*** Data for this exercise

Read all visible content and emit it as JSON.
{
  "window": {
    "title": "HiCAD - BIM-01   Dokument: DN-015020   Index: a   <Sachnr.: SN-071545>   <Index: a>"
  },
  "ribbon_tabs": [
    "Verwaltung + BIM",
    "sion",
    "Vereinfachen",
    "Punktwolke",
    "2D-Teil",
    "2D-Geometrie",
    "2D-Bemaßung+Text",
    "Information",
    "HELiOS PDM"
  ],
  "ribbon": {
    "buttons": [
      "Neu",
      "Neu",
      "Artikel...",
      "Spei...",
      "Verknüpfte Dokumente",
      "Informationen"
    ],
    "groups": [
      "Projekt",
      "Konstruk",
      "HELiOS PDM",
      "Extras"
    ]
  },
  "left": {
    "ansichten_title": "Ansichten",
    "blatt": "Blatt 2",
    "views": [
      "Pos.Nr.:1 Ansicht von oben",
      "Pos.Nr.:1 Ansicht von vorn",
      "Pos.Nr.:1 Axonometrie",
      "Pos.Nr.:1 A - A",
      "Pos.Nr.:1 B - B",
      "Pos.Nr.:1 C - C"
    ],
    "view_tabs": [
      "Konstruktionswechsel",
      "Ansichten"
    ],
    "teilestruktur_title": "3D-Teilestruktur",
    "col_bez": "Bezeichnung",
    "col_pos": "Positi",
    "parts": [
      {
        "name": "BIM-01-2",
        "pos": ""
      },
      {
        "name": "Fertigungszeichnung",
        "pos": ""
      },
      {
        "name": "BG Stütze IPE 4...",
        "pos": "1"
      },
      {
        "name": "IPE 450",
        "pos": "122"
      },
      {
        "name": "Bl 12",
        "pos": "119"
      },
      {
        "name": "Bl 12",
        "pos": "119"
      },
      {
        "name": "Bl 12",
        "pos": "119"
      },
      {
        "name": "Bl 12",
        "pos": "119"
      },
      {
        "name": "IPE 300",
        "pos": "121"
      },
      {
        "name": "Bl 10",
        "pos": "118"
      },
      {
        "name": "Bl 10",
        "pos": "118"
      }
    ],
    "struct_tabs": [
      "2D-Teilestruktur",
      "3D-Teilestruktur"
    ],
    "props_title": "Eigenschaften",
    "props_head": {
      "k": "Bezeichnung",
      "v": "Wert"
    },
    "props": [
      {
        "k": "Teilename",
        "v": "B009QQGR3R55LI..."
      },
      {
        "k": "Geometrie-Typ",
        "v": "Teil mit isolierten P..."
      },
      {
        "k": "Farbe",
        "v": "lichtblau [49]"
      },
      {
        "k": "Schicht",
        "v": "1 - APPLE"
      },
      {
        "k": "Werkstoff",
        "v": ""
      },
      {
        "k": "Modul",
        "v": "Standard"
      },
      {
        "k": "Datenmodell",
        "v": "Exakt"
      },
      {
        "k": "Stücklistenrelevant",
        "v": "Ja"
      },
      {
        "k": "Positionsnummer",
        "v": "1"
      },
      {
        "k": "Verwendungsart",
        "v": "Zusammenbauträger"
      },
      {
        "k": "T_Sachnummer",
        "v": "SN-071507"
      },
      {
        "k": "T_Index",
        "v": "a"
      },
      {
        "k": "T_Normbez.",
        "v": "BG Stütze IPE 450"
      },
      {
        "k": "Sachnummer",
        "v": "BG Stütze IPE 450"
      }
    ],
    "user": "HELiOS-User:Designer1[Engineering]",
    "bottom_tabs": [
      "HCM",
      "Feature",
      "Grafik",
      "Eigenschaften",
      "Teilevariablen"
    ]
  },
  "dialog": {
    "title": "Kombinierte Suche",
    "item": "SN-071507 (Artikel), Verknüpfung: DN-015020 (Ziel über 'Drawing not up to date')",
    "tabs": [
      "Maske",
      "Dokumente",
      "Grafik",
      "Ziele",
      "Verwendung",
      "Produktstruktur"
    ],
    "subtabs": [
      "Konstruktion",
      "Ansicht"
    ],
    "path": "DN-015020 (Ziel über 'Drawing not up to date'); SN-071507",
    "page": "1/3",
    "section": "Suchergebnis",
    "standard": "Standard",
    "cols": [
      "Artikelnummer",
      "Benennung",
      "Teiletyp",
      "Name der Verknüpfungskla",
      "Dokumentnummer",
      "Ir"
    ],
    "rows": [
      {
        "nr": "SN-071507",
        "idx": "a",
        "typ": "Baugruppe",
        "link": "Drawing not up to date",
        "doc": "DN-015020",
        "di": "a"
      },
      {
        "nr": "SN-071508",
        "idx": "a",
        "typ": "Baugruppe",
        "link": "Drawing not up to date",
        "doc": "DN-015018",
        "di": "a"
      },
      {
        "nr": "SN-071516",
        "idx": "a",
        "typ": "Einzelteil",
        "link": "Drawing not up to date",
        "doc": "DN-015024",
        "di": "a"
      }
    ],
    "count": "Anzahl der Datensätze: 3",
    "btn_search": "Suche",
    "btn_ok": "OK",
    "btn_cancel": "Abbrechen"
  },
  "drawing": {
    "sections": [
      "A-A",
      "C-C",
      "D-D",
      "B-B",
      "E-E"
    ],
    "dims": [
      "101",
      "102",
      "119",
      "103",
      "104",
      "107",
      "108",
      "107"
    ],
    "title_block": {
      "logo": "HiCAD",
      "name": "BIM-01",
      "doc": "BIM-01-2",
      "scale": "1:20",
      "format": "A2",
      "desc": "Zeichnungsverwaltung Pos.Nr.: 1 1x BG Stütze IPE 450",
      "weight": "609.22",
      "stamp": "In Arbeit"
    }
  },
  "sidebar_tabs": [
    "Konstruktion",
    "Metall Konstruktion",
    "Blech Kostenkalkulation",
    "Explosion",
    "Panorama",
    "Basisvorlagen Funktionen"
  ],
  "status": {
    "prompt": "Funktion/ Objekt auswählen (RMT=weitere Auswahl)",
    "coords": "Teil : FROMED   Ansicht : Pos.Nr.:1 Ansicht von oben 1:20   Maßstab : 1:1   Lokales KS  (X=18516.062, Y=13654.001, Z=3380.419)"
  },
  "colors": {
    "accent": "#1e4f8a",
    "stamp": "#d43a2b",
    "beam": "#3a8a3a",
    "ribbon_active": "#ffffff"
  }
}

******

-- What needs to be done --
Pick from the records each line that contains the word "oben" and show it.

-- Exercise result --
      "Pos.Nr.:1 Ansicht von oben",
    "coords": "Teil : FROMED   Ansicht : Pos.Nr.:1 Ansicht von oben 1:20   Maßstab : 1:1   Lokales KS  (X=18516.062, Y=13654.001, Z=3380.419)"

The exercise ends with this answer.